Powered by NewsLook.com
Robot Parking Valet Creates Stress-Free Travel

Robot Parking Valet Creates Stress-Free Travel

AP (July 23, 2014) 'Ray' the robotic parking valet at Dusseldorf Airport in Germany lets travelers to avoid the hassle of finding a parking spot before heading to the check-in desk. (July 23) Video provided by AP
Powered by NewsLook.com

Search ScienceDaily

Number of stories in archives: 140,361

Find with keyword(s):
Enter a keyword or phrase to search ScienceDaily for related topics and research stories.

Save/Print:
Share:

Breaking News:
from the past week

In Other News

... from NewsDaily.com

Science News

    Health News

      Environment News

        Technology News



          Save/Print:
          Share:

          Free Subscriptions


          Get the latest science news with ScienceDaily's free email newsletters, updated daily and weekly. Or view hourly updated newsfeeds in your RSS reader:

          Get Social & Mobile


          Keep up to date with the latest news from ScienceDaily via social networks and mobile apps:

          Have Feedback?

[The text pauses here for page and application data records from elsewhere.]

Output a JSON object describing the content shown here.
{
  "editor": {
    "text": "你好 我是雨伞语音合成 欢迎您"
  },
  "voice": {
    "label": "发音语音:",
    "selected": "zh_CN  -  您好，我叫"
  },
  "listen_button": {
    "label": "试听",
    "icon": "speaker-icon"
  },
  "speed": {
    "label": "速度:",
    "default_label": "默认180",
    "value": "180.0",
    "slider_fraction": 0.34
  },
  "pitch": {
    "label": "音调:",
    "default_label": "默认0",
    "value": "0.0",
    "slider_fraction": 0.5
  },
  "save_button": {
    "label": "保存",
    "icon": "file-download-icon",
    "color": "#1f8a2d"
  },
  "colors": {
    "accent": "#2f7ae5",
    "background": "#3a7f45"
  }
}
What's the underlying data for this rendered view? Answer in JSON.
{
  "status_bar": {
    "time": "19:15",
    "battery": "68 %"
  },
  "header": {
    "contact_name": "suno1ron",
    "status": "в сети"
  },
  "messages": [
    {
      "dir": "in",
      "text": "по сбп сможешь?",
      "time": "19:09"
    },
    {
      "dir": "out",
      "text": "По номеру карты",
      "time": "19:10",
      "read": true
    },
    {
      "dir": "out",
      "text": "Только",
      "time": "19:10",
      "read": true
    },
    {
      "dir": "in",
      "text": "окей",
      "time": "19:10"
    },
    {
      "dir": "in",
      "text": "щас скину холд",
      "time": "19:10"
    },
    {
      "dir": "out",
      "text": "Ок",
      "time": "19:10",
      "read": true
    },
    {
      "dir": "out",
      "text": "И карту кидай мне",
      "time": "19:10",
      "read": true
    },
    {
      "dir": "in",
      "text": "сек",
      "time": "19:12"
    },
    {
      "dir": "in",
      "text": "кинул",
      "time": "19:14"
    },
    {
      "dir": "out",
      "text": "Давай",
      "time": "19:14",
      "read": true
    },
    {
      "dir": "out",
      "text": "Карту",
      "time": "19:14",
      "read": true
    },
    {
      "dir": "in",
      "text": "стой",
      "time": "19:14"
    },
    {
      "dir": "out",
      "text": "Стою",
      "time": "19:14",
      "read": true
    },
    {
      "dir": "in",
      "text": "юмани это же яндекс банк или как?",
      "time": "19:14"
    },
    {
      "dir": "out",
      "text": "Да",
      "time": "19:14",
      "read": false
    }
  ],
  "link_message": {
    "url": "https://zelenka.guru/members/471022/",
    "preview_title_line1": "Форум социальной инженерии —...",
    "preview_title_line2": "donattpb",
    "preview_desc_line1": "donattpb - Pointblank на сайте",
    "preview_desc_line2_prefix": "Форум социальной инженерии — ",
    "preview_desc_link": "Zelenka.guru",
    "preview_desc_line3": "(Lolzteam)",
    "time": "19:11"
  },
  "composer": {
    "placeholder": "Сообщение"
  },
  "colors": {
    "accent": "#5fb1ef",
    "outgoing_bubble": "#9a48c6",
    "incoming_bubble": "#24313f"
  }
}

          Tell us what you think of ScienceDaily -- we welcome both positive and negative comments. Have any problems using the site? Questions?
          Mobile: iPhone Android Web
          Follow: Facebook Twitter Google+
          Subscribe: RSS Feeds Email Newsletters
          Latest Headlines Health & Medicine Mind & Brain Space & Time Matter & Energy Computers & Math Plants & Animals Earth & Climate Fossils & Ruins